RCDs are often used in wet locations, like kitchens and bathrooms, where there is a risk of electrical shock. They are also used outdoors where there might be water, like swimming pools, spas, and hot tubs. Any time you have an electrical outlet near water, you should use a GFCI to protect yourself and your family from accidental electrocution. Modern electrical standards require new installations to have electrocution protection on almost every circuit and outlet in the house.
An RCD monitors the amount of current flowing in a circuit. It does this by measuring the difference between the currents going to and from an outlet. If there is any discrepancy between the two currents—even a tiny one—the RCD will trip and shut off power to the outlet within milliseconds. This happens so quickly that most people don't even realise that there was ever any danger.
RCDs coming in many shapes, types and sizes; although the one thing that all RCD's have in common is a test button. A test button simulates a fault and is used for verifying the function of the RCD to ensure it is still in working order. You can do an RCD test yourself, just press the test button and reset. If it trips and resets without anything untoward, then you know its still good.
Accidental electrocutions are more common than you might think—especially when water is involved. People drown yearly in swimming pools or spas with faulty electrical equipment. And many more are injured or killed in other accidents involving electrical outlets near water.
An RCD is designed to prevent these accidents by shutting off power as soon as they detect a current leak. This makes them essential safety equipment for any home with a pool or spa. The electrical codes now require that RCDs protect all outdoor outlets near water.
If you have lost power and it appears to be due to an RCD tripping, first complete a visual check of the switchboard and any equipment that has lost power. If you notice any electrical damage or burnt smell, do not turn the RCD back on; contact an electrician and explain the situation. Sometimes the RCD trip is due to something minor and temporary, so if there are no visible faults, attempt to reset the RCD.
If the RCD continues to drop immediately, unplug any appliances without power, this will hopefully remove the faulty appliance from the circuit and allow you to reset the RCD. If the RCD does reset after unplugging the appliances, plug the appliances back in one by one until you locate the item causing the trip.

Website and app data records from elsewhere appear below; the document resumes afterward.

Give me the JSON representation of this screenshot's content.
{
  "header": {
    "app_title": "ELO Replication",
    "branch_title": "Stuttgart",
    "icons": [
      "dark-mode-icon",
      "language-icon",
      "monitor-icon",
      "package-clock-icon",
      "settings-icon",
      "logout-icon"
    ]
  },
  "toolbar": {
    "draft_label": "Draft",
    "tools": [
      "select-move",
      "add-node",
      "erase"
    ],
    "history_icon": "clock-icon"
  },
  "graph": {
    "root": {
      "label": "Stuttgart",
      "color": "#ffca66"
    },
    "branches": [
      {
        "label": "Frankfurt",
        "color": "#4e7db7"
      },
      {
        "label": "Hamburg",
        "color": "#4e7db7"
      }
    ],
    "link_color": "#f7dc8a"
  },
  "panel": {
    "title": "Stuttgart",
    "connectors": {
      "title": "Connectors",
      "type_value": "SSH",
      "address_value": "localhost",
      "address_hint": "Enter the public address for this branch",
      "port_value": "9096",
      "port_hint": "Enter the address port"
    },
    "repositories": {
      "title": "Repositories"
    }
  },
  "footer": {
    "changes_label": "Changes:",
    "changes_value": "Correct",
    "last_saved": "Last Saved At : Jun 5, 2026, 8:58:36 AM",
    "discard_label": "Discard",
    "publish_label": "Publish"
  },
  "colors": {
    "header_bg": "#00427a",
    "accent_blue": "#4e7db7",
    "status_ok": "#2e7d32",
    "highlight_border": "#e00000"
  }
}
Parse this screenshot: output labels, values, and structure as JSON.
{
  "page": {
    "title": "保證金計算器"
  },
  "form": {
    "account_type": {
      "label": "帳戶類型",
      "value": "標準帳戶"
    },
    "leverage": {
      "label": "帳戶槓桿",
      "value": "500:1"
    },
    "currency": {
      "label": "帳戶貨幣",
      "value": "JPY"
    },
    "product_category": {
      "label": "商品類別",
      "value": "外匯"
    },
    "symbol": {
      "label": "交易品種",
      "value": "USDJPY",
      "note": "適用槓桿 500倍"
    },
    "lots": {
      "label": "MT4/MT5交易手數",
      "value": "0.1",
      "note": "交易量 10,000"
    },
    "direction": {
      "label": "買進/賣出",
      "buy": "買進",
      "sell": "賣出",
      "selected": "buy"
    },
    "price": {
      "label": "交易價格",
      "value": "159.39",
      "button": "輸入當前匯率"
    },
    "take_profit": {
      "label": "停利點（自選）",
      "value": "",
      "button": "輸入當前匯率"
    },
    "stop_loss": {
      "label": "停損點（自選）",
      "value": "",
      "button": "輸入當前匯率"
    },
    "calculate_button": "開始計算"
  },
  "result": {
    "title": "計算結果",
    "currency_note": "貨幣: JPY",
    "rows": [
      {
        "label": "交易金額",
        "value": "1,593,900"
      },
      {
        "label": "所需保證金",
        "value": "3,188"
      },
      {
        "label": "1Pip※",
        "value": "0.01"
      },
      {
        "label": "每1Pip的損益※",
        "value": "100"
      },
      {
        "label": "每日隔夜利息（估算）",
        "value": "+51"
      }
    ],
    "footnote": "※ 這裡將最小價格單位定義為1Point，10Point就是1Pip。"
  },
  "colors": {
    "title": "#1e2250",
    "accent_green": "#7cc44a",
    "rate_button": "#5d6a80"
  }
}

If you have unplugged all appliances and the RCD is still tripping immediately, contact an electrician; there is likely something you cannot disconnect yourself causing the issue, or it is a lighting or cable infrastructure issue.